**Exercise description:**
Respond with the count alone after checking every line in the material below for "kind".
== Segment start ==
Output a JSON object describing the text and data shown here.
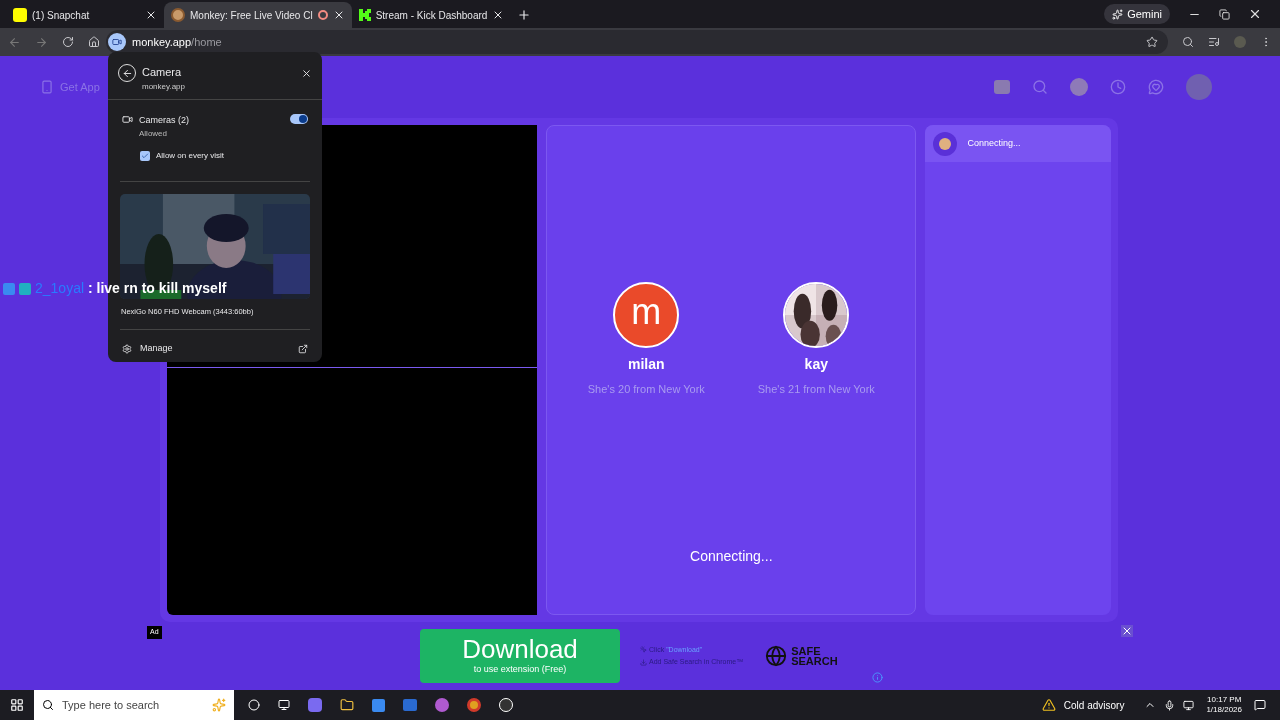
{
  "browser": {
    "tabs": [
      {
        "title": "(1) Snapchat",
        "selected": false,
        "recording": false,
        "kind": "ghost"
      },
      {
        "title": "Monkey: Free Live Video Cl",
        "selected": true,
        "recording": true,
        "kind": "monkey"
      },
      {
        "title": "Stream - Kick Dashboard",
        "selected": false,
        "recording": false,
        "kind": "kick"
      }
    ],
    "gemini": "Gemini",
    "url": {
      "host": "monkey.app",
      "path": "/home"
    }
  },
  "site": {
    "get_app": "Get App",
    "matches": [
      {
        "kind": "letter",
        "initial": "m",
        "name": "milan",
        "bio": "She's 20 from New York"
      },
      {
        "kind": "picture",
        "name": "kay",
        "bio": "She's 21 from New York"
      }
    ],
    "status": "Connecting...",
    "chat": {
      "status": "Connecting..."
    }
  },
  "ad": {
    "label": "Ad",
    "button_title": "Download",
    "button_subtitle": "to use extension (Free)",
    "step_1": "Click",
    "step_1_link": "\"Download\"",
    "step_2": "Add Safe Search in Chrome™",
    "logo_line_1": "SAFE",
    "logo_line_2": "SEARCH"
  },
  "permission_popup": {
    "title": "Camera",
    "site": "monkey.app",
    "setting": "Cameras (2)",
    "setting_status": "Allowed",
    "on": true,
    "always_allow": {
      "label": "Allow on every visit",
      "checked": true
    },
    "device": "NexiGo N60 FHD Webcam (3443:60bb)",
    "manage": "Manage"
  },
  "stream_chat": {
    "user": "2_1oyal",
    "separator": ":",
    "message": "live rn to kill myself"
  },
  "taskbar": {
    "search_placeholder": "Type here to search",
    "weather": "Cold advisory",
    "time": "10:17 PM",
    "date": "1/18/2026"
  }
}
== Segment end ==
**Solution to this exercise:**
5